▸ TASK INSTRUCTIONS: Give back every record that follows, exactly as written.

▸ PROVIDED DATA:
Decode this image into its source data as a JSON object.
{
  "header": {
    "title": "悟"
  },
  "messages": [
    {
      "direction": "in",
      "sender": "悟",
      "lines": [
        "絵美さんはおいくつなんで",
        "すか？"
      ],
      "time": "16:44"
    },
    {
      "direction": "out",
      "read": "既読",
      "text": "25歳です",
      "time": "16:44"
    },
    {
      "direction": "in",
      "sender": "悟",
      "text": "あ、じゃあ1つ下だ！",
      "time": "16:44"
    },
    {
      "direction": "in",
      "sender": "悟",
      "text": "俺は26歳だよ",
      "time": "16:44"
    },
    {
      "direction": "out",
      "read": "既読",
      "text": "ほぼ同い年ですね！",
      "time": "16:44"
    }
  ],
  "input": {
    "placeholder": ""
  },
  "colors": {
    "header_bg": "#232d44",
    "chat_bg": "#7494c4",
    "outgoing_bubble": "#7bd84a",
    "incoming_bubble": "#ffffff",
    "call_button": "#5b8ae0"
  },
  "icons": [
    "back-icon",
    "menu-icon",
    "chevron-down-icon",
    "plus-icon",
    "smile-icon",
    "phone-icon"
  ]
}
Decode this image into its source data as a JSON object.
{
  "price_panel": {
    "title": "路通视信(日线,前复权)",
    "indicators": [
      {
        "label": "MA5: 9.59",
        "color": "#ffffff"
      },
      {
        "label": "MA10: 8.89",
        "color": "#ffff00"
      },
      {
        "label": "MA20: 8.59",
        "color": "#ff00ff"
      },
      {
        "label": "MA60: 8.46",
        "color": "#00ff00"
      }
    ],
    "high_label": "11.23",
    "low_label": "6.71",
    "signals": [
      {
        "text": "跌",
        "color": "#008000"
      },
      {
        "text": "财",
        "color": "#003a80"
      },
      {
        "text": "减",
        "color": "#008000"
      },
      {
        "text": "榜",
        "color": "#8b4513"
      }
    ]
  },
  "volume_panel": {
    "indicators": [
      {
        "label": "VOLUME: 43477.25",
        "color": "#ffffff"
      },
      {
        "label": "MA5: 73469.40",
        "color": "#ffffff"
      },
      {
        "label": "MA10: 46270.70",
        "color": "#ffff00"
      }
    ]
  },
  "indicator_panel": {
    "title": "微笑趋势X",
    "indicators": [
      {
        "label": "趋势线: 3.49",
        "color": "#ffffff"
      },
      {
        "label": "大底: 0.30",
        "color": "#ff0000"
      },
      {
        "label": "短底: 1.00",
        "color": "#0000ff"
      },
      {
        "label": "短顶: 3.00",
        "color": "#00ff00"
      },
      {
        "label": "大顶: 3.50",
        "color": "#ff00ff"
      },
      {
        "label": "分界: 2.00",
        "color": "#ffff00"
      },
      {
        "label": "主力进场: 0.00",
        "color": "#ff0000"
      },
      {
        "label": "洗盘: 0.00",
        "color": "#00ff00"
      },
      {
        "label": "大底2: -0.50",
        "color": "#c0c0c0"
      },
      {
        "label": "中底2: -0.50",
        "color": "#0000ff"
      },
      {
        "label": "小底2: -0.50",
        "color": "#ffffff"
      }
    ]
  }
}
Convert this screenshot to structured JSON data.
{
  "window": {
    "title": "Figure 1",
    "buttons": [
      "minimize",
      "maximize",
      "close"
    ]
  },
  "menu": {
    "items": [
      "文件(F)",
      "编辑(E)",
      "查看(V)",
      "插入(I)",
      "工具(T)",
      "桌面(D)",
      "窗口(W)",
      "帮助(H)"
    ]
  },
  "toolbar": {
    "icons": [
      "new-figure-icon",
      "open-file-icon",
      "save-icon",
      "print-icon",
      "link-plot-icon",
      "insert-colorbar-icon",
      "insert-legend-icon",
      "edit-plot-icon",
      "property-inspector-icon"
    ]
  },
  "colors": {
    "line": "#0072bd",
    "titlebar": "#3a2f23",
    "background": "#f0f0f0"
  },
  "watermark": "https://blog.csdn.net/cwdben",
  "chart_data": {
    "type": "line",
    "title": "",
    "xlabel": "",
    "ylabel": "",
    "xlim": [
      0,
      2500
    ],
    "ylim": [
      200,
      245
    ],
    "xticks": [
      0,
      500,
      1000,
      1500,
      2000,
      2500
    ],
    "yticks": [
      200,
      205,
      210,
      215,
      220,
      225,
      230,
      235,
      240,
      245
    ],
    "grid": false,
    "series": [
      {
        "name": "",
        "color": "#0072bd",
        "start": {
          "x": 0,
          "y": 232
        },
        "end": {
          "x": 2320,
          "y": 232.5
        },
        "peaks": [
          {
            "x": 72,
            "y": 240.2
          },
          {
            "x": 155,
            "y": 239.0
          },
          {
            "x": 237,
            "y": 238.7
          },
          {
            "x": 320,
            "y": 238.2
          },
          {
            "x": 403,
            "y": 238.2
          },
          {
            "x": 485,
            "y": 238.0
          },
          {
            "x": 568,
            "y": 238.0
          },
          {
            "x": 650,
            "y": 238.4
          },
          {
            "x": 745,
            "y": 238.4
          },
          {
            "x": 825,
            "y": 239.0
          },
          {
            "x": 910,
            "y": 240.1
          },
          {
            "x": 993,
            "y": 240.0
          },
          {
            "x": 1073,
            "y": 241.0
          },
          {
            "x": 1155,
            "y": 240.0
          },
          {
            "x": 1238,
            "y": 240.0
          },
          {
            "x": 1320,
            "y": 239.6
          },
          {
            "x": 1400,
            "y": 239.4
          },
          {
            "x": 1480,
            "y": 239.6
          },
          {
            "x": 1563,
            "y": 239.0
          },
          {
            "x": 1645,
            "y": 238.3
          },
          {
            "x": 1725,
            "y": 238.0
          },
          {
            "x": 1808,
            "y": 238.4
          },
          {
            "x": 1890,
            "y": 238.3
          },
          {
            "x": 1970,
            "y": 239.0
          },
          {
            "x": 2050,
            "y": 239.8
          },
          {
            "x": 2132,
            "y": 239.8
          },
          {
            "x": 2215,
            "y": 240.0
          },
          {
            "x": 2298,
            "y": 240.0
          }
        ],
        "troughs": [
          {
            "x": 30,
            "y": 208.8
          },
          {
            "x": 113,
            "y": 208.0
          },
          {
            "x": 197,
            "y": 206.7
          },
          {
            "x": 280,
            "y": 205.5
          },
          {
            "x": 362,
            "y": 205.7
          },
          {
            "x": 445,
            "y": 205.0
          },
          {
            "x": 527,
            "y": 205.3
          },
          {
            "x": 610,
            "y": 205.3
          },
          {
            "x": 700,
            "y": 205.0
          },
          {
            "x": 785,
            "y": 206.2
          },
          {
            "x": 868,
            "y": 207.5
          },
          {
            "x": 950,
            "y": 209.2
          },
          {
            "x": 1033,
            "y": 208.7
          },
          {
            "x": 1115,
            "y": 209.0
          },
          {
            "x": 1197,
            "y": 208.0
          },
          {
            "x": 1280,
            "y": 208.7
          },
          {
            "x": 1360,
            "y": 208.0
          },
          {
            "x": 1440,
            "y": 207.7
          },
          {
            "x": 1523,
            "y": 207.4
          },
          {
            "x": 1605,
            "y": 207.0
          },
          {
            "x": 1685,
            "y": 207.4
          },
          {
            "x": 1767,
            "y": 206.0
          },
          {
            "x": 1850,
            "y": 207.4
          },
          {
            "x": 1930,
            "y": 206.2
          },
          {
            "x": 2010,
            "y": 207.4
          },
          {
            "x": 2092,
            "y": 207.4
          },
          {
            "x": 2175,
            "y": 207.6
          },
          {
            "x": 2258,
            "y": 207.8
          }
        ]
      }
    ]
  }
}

▸ ANSWER BOX:
Decode this image into its source data as a JSON object.
{
  "header": {
    "title": "悟"
  },
  "messages": [
    {
      "direction": "in",
      "sender": "悟",
      "lines": [
        "絵美さんはおいくつなんで",
        "すか？"
      ],
      "time": "16:44"
    },
    {
      "direction": "out",
      "read": "既読",
      "text": "25歳です",
      "time": "16:44"
    },
    {
      "direction": "in",
      "sender": "悟",
      "text": "あ、じゃあ1つ下だ！",
      "time": "16:44"
    },
    {
      "direction": "in",
      "sender": "悟",
      "text": "俺は26歳だよ",
      "time": "16:44"
    },
    {
      "direction": "out",
      "read": "既読",
      "text": "ほぼ同い年ですね！",
      "time": "16:44"
    }
  ],
  "input": {
    "placeholder": ""
  },
  "colors": {
    "header_bg": "#232d44",
    "chat_bg": "#7494c4",
    "outgoing_bubble": "#7bd84a",
    "incoming_bubble": "#ffffff",
    "call_button": "#5b8ae0"
  },
  "icons": [
    "back-icon",
    "menu-icon",
    "chevron-down-icon",
    "plus-icon",
    "smile-icon",
    "phone-icon"
  ]
}
Decode this image into its source data as a JSON object.
{
  "price_panel": {
    "title": "路通视信(日线,前复权)",
    "indicators": [
      {
        "label": "MA5: 9.59",
        "color": "#ffffff"
      },
      {
        "label": "MA10: 8.89",
        "color": "#ffff00"
      },
      {
        "label": "MA20: 8.59",
        "color": "#ff00ff"
      },
      {
        "label": "MA60: 8.46",
        "color": "#00ff00"
      }
    ],
    "high_label": "11.23",
    "low_label": "6.71",
    "signals": [
      {
        "text": "跌",
        "color": "#008000"
      },
      {
        "text": "财",
        "color": "#003a80"
      },
      {
        "text": "减",
        "color": "#008000"
      },
      {
        "text": "榜",
        "color": "#8b4513"
      }
    ]
  },
  "volume_panel": {
    "indicators": [
      {
        "label": "VOLUME: 43477.25",
        "color": "#ffffff"
      },
      {
        "label": "MA5: 73469.40",
        "color": "#ffffff"
      },
      {
        "label": "MA10: 46270.70",
        "color": "#ffff00"
      }
    ]
  },
  "indicator_panel": {
    "title": "微笑趋势X",
    "indicators": [
      {
        "label": "趋势线: 3.49",
        "color": "#ffffff"
      },
      {
        "label": "大底: 0.30",
        "color": "#ff0000"
      },
      {
        "label": "短底: 1.00",
        "color": "#0000ff"
      },
      {
        "label": "短顶: 3.00",
        "color": "#00ff00"
      },
      {
        "label": "大顶: 3.50",
        "color": "#ff00ff"
      },
      {
        "label": "分界: 2.00",
        "color": "#ffff00"
      },
      {
        "label": "主力进场: 0.00",
        "color": "#ff0000"
      },
      {
        "label": "洗盘: 0.00",
        "color": "#00ff00"
      },
      {
        "label": "大底2: -0.50",
        "color": "#c0c0c0"
      },
      {
        "label": "中底2: -0.50",
        "color": "#0000ff"
      },
      {
        "label": "小底2: -0.50",
        "color": "#ffffff"
      }
    ]
  }
}
Convert this screenshot to structured JSON data.
{
  "window": {
    "title": "Figure 1",
    "buttons": [
      "minimize",
      "maximize",
      "close"
    ]
  },
  "menu": {
    "items": [
      "文件(F)",
      "编辑(E)",
      "查看(V)",
      "插入(I)",
      "工具(T)",
      "桌面(D)",
      "窗口(W)",
      "帮助(H)"
    ]
  },
  "toolbar": {
    "icons": [
      "new-figure-icon",
      "open-file-icon",
      "save-icon",
      "print-icon",
      "link-plot-icon",
      "insert-colorbar-icon",
      "insert-legend-icon",
      "edit-plot-icon",
      "property-inspector-icon"
    ]
  },
  "colors": {
    "line": "#0072bd",
    "titlebar": "#3a2f23",
    "background": "#f0f0f0"
  },
  "watermark": "https://blog.csdn.net/cwdben",
  "chart_data": {
    "type": "line",
    "title": "",
    "xlabel": "",
    "ylabel": "",
    "xlim": [
      0,
      2500
    ],
    "ylim": [
      200,
      245
    ],
    "xticks": [
      0,
      500,
      1000,
      1500,
      2000,
      2500
    ],
    "yticks": [
      200,
      205,
      210,
      215,
      220,
      225,
      230,
      235,
      240,
      245
    ],
    "grid": false,
    "series": [
      {
        "name": "",
        "color": "#0072bd",
        "start": {
          "x": 0,
          "y": 232
        },
        "end": {
          "x": 2320,
          "y": 232.5
        },
        "peaks": [
          {
            "x": 72,
            "y": 240.2
          },
          {
            "x": 155,
            "y": 239.0
          },
          {
            "x": 237,
            "y": 238.7
          },
          {
            "x": 320,
            "y": 238.2
          },
          {
            "x": 403,
            "y": 238.2
          },
          {
            "x": 485,
            "y": 238.0
          },
          {
            "x": 568,
            "y": 238.0
          },
          {
            "x": 650,
            "y": 238.4
          },
          {
            "x": 745,
            "y": 238.4
          },
          {
            "x": 825,
            "y": 239.0
          },
          {
            "x": 910,
            "y": 240.1
          },
          {
            "x": 993,
            "y": 240.0
          },
          {
            "x": 1073,
            "y": 241.0
          },
          {
            "x": 1155,
            "y": 240.0
          },
          {
            "x": 1238,
            "y": 240.0
          },
          {
            "x": 1320,
            "y": 239.6
          },
          {
            "x": 1400,
            "y": 239.4
          },
          {
            "x": 1480,
            "y": 239.6
          },
          {
            "x": 1563,
            "y": 239.0
          },
          {
            "x": 1645,
            "y": 238.3
          },
          {
            "x": 1725,
            "y": 238.0
          },
          {
            "x": 1808,
            "y": 238.4
          },
          {
            "x": 1890,
            "y": 238.3
          },
          {
            "x": 1970,
            "y": 239.0
          },
          {
            "x": 2050,
            "y": 239.8
          },
          {
            "x": 2132,
            "y": 239.8
          },
          {
            "x": 2215,
            "y": 240.0
          },
          {
            "x": 2298,
            "y": 240.0
          }
        ],
        "troughs": [
          {
            "x": 30,
            "y": 208.8
          },
          {
            "x": 113,
            "y": 208.0
          },
          {
            "x": 197,
            "y": 206.7
          },
          {
            "x": 280,
            "y": 205.5
          },
          {
            "x": 362,
            "y": 205.7
          },
          {
            "x": 445,
            "y": 205.0
          },
          {
            "x": 527,
            "y": 205.3
          },
          {
            "x": 610,
            "y": 205.3
          },
          {
            "x": 700,
            "y": 205.0
          },
          {
            "x": 785,
            "y": 206.2
          },
          {
            "x": 868,
            "y": 207.5
          },
          {
            "x": 950,
            "y": 209.2
          },
          {
            "x": 1033,
            "y": 208.7
          },
          {
            "x": 1115,
            "y": 209.0
          },
          {
            "x": 1197,
            "y": 208.0
          },
          {
            "x": 1280,
            "y": 208.7
          },
          {
            "x": 1360,
            "y": 208.0
          },
          {
            "x": 1440,
            "y": 207.7
          },
          {
            "x": 1523,
            "y": 207.4
          },
          {
            "x": 1605,
            "y": 207.0
          },
          {
            "x": 1685,
            "y": 207.4
          },
          {
            "x": 1767,
            "y": 206.0
          },
          {
            "x": 1850,
            "y": 207.4
          },
          {
            "x": 1930,
            "y": 206.2
          },
          {
            "x": 2010,
            "y": 207.4
          },
          {
            "x": 2092,
            "y": 207.4
          },
          {
            "x": 2175,
            "y": 207.6
          },
          {
            "x": 2258,
            "y": 207.8
          }
        ]
      }
    ]
  }
}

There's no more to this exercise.